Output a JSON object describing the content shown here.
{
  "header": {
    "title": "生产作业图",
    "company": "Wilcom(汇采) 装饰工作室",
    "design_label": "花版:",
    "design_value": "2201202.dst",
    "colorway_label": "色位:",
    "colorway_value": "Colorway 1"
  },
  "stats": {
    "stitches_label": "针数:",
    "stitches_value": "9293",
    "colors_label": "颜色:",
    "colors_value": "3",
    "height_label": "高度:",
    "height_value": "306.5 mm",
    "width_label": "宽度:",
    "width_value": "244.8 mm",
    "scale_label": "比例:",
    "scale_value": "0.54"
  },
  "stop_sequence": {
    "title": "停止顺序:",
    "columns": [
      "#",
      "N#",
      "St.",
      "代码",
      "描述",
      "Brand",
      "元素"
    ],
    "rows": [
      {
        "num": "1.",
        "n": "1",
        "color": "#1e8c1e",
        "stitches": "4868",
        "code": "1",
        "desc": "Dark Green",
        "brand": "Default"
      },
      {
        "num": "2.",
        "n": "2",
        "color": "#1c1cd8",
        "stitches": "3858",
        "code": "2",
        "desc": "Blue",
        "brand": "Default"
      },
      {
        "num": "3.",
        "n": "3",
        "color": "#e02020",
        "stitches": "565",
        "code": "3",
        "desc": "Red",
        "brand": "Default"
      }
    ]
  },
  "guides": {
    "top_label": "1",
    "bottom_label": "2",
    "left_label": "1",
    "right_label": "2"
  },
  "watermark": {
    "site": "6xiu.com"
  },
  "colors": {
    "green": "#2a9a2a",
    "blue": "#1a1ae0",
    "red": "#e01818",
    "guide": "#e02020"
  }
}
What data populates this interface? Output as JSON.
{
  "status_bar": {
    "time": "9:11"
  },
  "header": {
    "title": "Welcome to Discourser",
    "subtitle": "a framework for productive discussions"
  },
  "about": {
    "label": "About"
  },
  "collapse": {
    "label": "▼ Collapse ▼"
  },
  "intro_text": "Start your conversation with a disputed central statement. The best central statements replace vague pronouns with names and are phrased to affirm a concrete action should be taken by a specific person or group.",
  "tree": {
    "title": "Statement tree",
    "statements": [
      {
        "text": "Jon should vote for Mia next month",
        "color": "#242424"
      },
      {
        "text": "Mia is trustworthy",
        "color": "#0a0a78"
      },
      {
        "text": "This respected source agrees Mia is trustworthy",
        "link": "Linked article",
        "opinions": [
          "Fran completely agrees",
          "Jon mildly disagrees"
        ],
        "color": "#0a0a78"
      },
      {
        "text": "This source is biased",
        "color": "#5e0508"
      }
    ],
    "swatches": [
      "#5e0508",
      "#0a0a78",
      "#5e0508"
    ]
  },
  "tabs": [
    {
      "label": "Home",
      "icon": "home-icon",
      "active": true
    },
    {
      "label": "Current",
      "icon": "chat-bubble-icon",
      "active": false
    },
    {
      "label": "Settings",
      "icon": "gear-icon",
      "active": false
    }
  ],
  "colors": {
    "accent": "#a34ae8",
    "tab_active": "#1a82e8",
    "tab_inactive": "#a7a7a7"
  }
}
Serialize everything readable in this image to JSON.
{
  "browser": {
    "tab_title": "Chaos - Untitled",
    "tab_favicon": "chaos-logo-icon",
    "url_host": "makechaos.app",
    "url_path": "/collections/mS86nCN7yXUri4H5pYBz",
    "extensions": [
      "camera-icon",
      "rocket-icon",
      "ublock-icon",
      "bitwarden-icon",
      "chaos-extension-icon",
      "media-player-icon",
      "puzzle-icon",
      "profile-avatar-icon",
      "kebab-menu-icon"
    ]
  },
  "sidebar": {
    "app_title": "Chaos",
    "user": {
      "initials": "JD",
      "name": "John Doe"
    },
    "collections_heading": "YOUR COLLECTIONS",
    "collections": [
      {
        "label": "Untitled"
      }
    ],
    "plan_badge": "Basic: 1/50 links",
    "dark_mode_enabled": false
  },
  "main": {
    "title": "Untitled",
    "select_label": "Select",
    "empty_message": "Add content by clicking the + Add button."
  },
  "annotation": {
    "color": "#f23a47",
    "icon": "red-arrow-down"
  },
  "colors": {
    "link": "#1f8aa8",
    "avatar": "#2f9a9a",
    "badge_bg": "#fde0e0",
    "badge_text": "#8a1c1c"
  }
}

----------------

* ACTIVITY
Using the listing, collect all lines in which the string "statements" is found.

* FINISHED TASK
  "intro_text": "Start your conversation with a disputed central statement. The best central statements replace vague pronouns with names and are phrased to affirm a concrete action should be taken by a specific person or group.",
    "statements": [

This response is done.